President Kamata named Chevalier of France’s Legion of Honor
On September 28, the French Government presented Waseda University President Kaoru Kamata with the Chevalier distinction of the National Order of the Legion of Honor (commonly known as the Legion of Honor) for promoting academic and cultural exchanges between Japanese and French higher education institutions. Waseda’s past university presidents, vice president, and deans attended the award ceremony held at the French Embassy in Tokyo.
Napoleon Bonaparte found the Legion of Honor in 1802 to recognized military personnel and civilians in the humanities, the sciences, industries, commerce, and the arts for their accomplishments. Non-French recipients are acknowledged for their services to France in areas such as economic development and cultural exchange.

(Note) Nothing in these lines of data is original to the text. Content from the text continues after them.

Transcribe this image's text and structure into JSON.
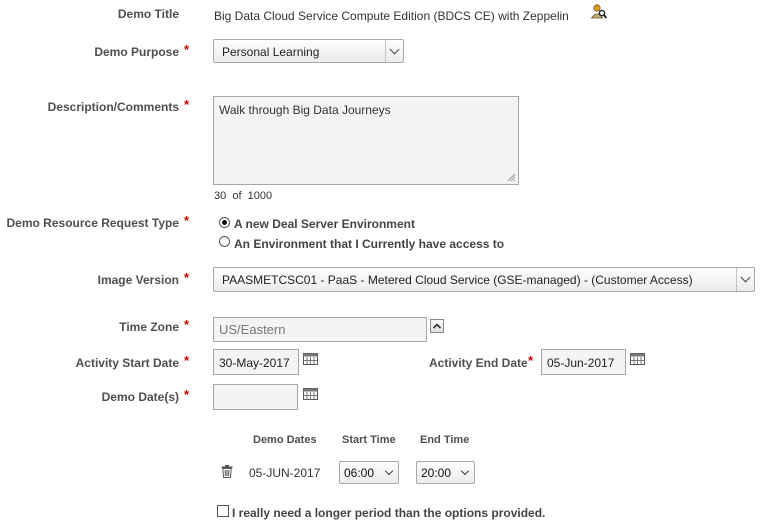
{
  "fields": {
    "demo_title": {
      "label": "Demo Title",
      "value": "Big Data Cloud Service Compute Edition (BDCS CE) with Zeppelin"
    },
    "demo_purpose": {
      "label": "Demo Purpose",
      "required": "*",
      "value": "Personal Learning"
    },
    "description": {
      "label": "Description/Comments",
      "required": "*",
      "value": "Walk through Big Data Journeys",
      "counter": "30  of  1000"
    },
    "resource_request_type": {
      "label": "Demo Resource Request Type",
      "required": "*",
      "options": [
        {
          "label": "A new Deal Server Environment",
          "selected": true
        },
        {
          "label": "An Environment that I Currently have access to",
          "selected": false
        }
      ]
    },
    "image_version": {
      "label": "Image Version",
      "required": "*",
      "value": "PAASMETCSC01 - PaaS - Metered Cloud Service (GSE-managed) - (Customer Access)"
    },
    "time_zone": {
      "label": "Time Zone",
      "required": "*",
      "value": "US/Eastern"
    },
    "activity_start_date": {
      "label": "Activity Start Date",
      "required": "*",
      "value": "30-May-2017"
    },
    "activity_end_date": {
      "label": "Activity End Date",
      "required": "*",
      "value": "05-Jun-2017"
    },
    "demo_dates": {
      "label": "Demo Date(s)",
      "required": "*",
      "value": ""
    }
  },
  "demo_table": {
    "headers": [
      "Demo Dates",
      "Start Time",
      "End Time"
    ],
    "rows": [
      {
        "date": "05-JUN-2017",
        "start": "06:00",
        "end": "20:00"
      }
    ]
  },
  "longer_period": {
    "label": "I really need a longer period than the options provided.",
    "checked": false
  },
  "icons": {
    "title_icon": "user-lookup-icon",
    "calendar": "calendar-icon",
    "trash": "trash-icon",
    "timezone_toggle": "chevron-up-icon"
  }
}
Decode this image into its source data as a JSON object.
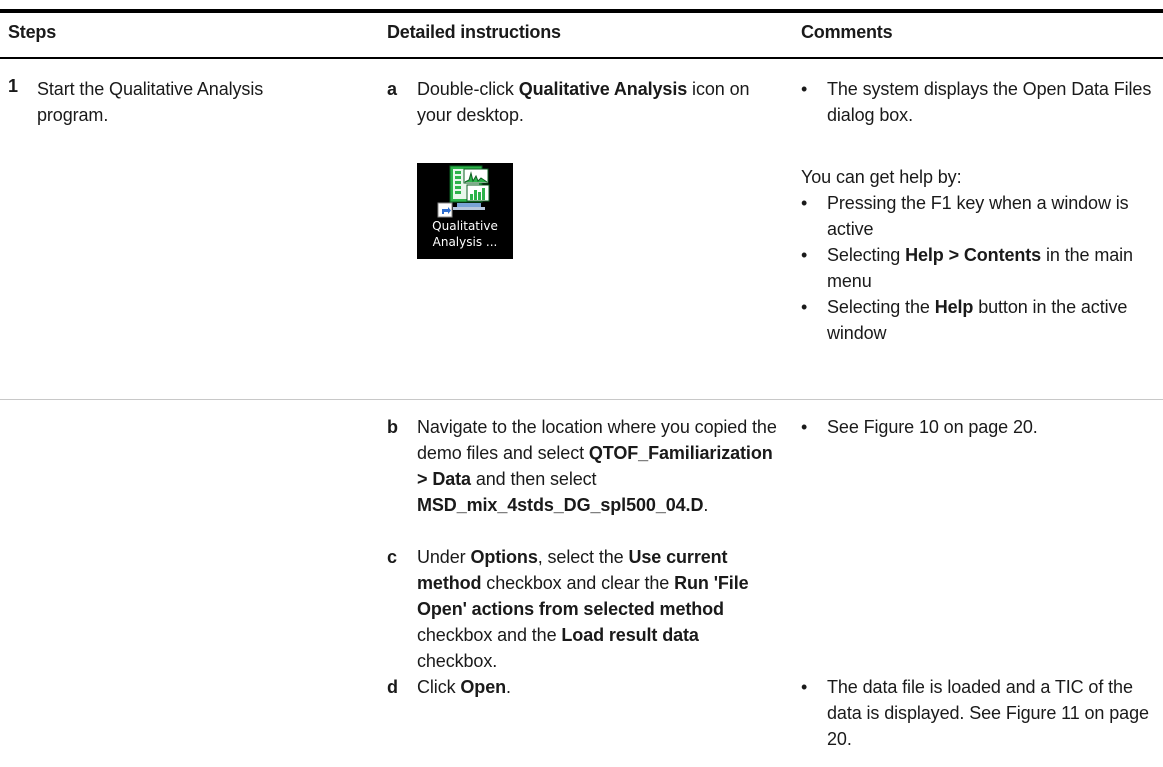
{
  "headers": {
    "steps": "Steps",
    "detailed": "Detailed instructions",
    "comments": "Comments"
  },
  "step1": {
    "number": "1",
    "text": "Start the Qualitative Analysis program."
  },
  "a": {
    "letter": "a",
    "pre": "Double-click ",
    "bold": "Qualitative Analysis",
    "post": " icon on your desktop.",
    "icon_label_line1": "Qualitative",
    "icon_label_line2": "Analysis ..."
  },
  "comments_a": {
    "bullet": "•",
    "text": "The system displays the Open Data Files dialog box.",
    "help_intro": "You can get help by:",
    "help_1": "Pressing the F1 key when a window is active",
    "help_2_pre": "Selecting ",
    "help_2_bold": "Help > Contents",
    "help_2_post": " in the main menu",
    "help_3_pre": "Selecting the ",
    "help_3_bold": "Help",
    "help_3_post": " button in the active window"
  },
  "b": {
    "letter": "b",
    "t1": "Navigate to the location where you copied the demo files and select ",
    "b1": "QTOF_Familiarization > Data",
    "t2": " and then select ",
    "b2": "MSD_mix_4stds_DG_spl500_04.D",
    "t3": "."
  },
  "comments_b": {
    "text": "See Figure 10 on page 20."
  },
  "c": {
    "letter": "c",
    "t1": "Under ",
    "b1": "Options",
    "t2": ", select the ",
    "b2": "Use current method",
    "t3": " checkbox and clear the ",
    "b3": "Run 'File Open' actions from selected method",
    "t4": " checkbox and the ",
    "b4": "Load result data",
    "t5": " checkbox."
  },
  "d": {
    "letter": "d",
    "t1": "Click ",
    "b1": "Open",
    "t2": "."
  },
  "comments_d": {
    "text": "The data file is loaded and a TIC of the data is displayed. See Figure 11 on page 20."
  },
  "colors": {
    "icon_bg": "#000000",
    "icon_green": "#2db34a",
    "shortcut_blue": "#2f6fd0"
  }
}
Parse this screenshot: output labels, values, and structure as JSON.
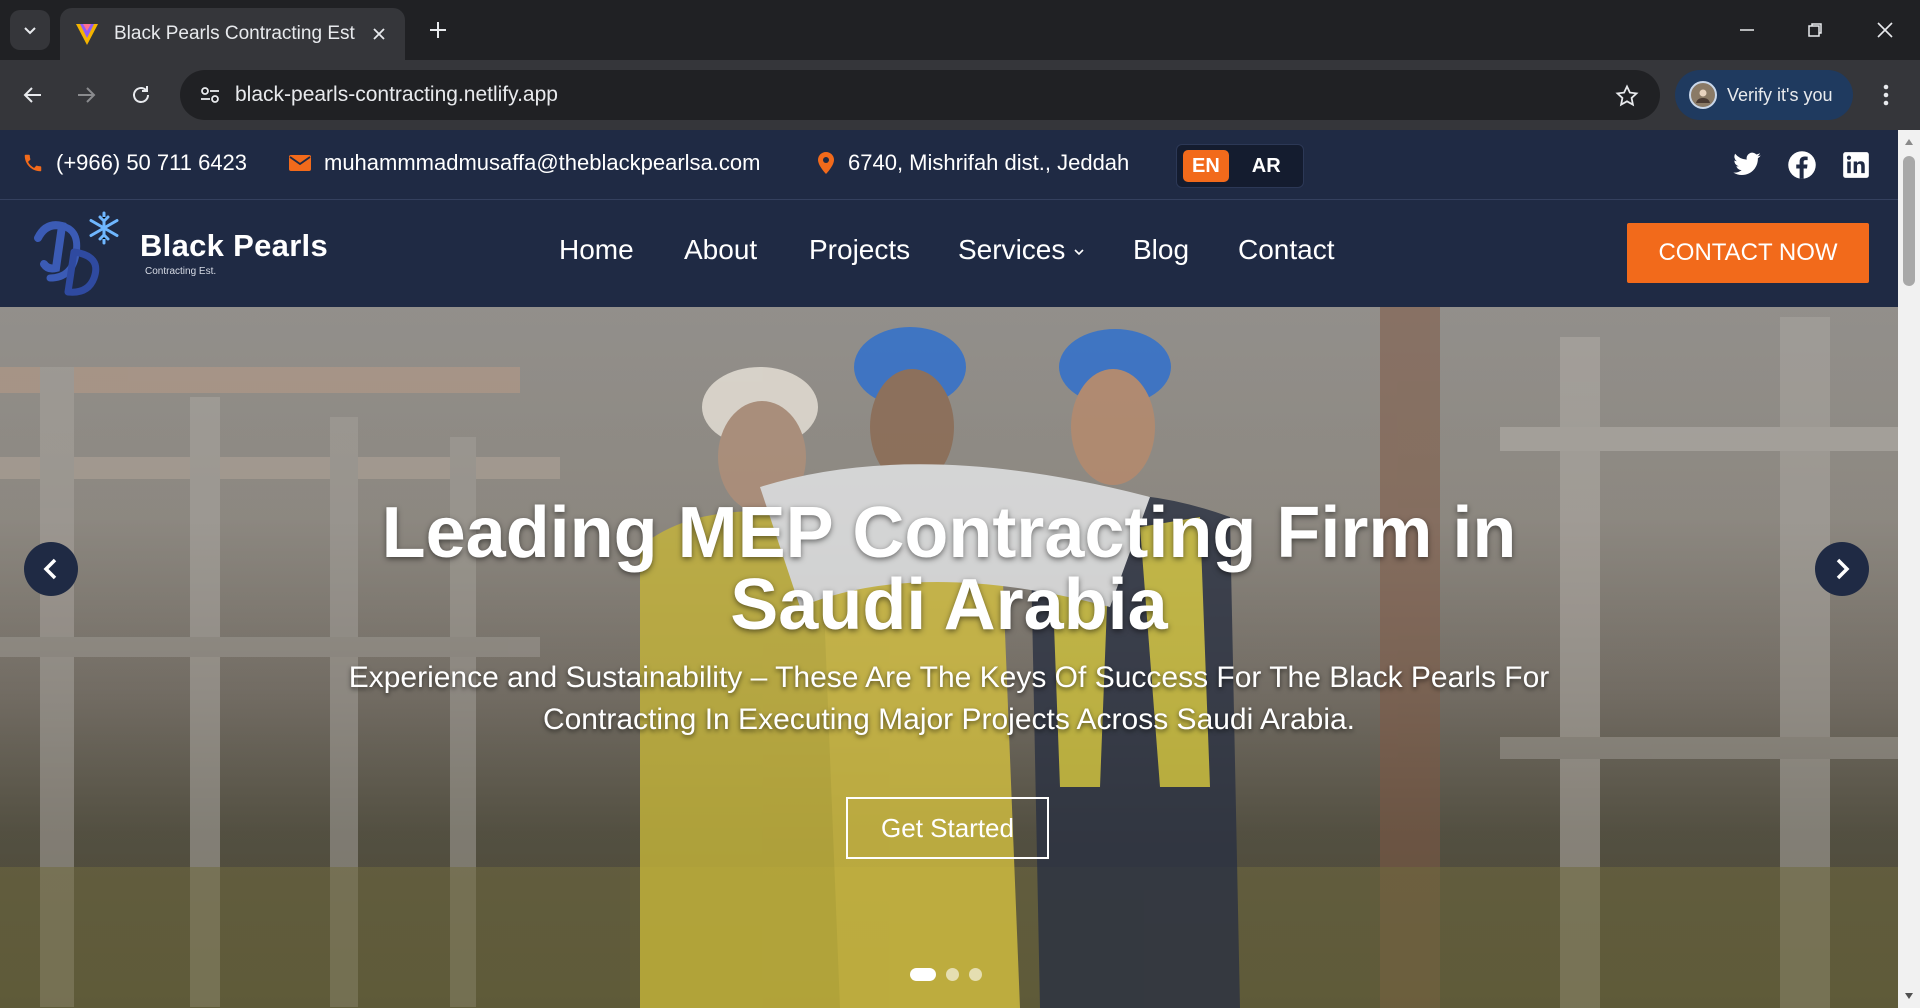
{
  "browser": {
    "tab_title": "Black Pearls Contracting Est",
    "url": "black-pearls-contracting.netlify.app",
    "verify_label": "Verify it's you"
  },
  "topbar": {
    "phone": "(+966) 50 711 6423",
    "email": "muhammmadmusaffa@theblackpearlsa.com",
    "address": "6740, Mishrifah dist., Jeddah",
    "languages": [
      "EN",
      "AR"
    ],
    "active_language": "EN",
    "social_icons": [
      "twitter-icon",
      "facebook-icon",
      "linkedin-icon"
    ]
  },
  "brand": {
    "name": "Black Pearls",
    "subtitle": "Contracting Est."
  },
  "nav": {
    "items": [
      "Home",
      "About",
      "Projects",
      "Services",
      "Blog",
      "Contact"
    ],
    "cta": "CONTACT NOW"
  },
  "hero": {
    "title_line1": "Leading MEP Contracting Firm in",
    "title_line2": "Saudi Arabia",
    "subtitle_line1": "Experience and Sustainability – These Are The Keys Of Success For The Black Pearls For",
    "subtitle_line2": "Contracting In Executing Major Projects Across Saudi Arabia.",
    "button": "Get Started",
    "slide_count": 3,
    "active_slide": 1
  },
  "colors": {
    "navy": "#1f2a44",
    "accent_orange": "#f26a1b",
    "chrome_dark": "#202124",
    "chrome_toolbar": "#35363a"
  }
}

At the ceremony, French Ambassador Thierry Dana emphasized how President Kamata has forged close ties with the country, both officially and privately. “President Kamata, who has experience studying abroad in France, has been dedicated towards progressing academic and cultural cooperation between Japan and France. Waseda University has actively sought partnership with French universities and encouraged dialogues between students from the two countries. Through this award, we hope that the relationship between Waseda University and France will thrive more than ever, so that we can welcome more Waseda students to France.”
In his acceptance speech, President Kamata expressed his gratitude for the honor bestowed on him. “Waseda University has signed agreements with French institutions for more than half a century, with the former University of Paris as the first. The university has focused on strengthening organizational and systematic partnerships with its French counterparts for education and research. Waseda has played a central role in establishing academic and cultural exchanges between Japan and France. I promise to continue expanding opportunities for Japan and France to realize world peace and a flourishing society by taking full advantage of the unique cultural attributes the two countries have to offer.”
Waseda University has signed university-wide agreements with 25 universities in France, starting with the former University of Paris in 1960. Also, undergraduate and graduate schools at Waseda have departmental agreements with 19 institutions. Furthermore, as of May 2016, 62 French international students study at Waseda, and 73 domestic Waseda students are studying in France. As for the faculty, there are 42 French nationals who teach and do research at the university at all levels. In addition, Waseda University has accepted a total of approximately 180 French scholars and has sent 260 researchers vice versa.
In 2005, Waseda University founded an overseas office in Paris, which had served as a central hub for supporting research in the European region for 10 years before relocating to Brussels, Belgium in 2016. At the Brussels Office, Waseda University continues to provide support to encourage international collaborative research by networking Waseda researchers with European scholars and acquiring EU’s external funding.
On this occasion, Waseda University vows to endure its efforts to advance our relationships with French universities and enhance French studies to empower global citizens who will change society for the better.